# [Data for review]
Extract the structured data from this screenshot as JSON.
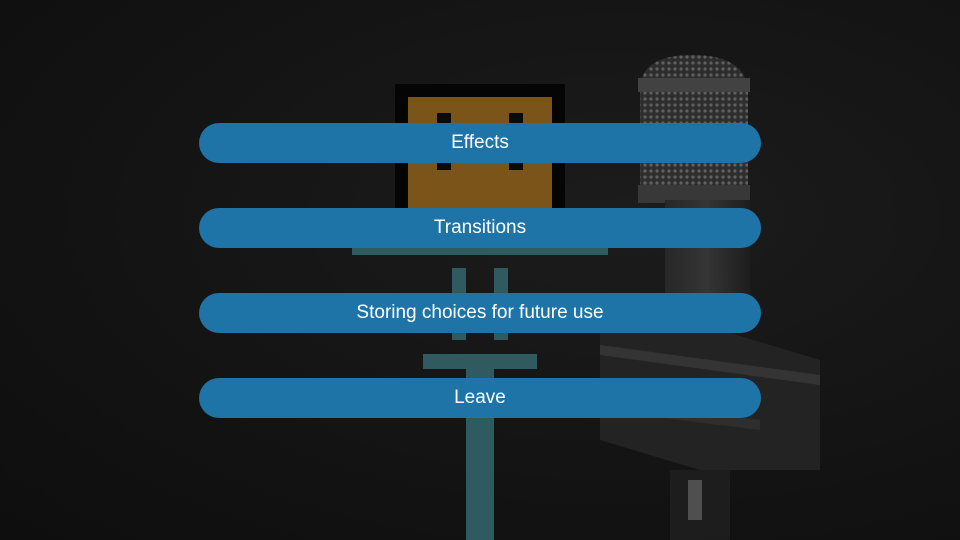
{
  "colors": {
    "background": "#141414",
    "button": "#1e74a6",
    "button_text": "#ffffff",
    "robot_head": "#7a5418",
    "robot_body": "#2f5a60"
  },
  "icons": {
    "robot": "pixel-robot-icon",
    "microphone": "microphone-icon"
  },
  "menu": {
    "items": [
      {
        "label": "Effects"
      },
      {
        "label": "Transitions"
      },
      {
        "label": "Storing choices for future use"
      },
      {
        "label": "Leave"
      }
    ]
  }
}
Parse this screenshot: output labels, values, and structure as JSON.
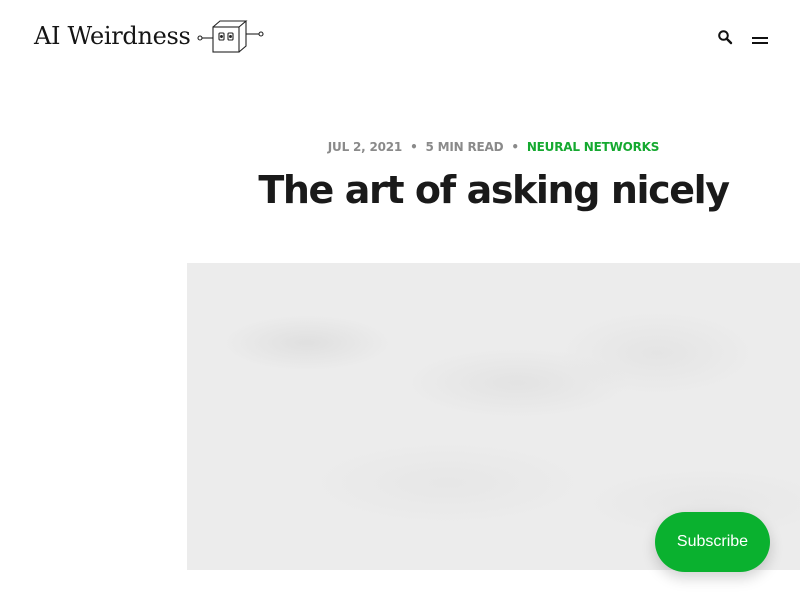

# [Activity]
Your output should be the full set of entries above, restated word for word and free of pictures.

# [Solution]
Extract the structured data from this screenshot as JSON.
{
  "colors": {
    "background": "#141414",
    "button": "#1e74a6",
    "button_text": "#ffffff",
    "robot_head": "#7a5418",
    "robot_body": "#2f5a60"
  },
  "icons": {
    "robot": "pixel-robot-icon",
    "microphone": "microphone-icon"
  },
  "menu": {
    "items": [
      {
        "label": "Effects"
      },
      {
        "label": "Transitions"
      },
      {
        "label": "Storing choices for future use"
      },
      {
        "label": "Leave"
      }
    ]
  }
}
Parse this screenshot: output labels, values, and structure as JSON.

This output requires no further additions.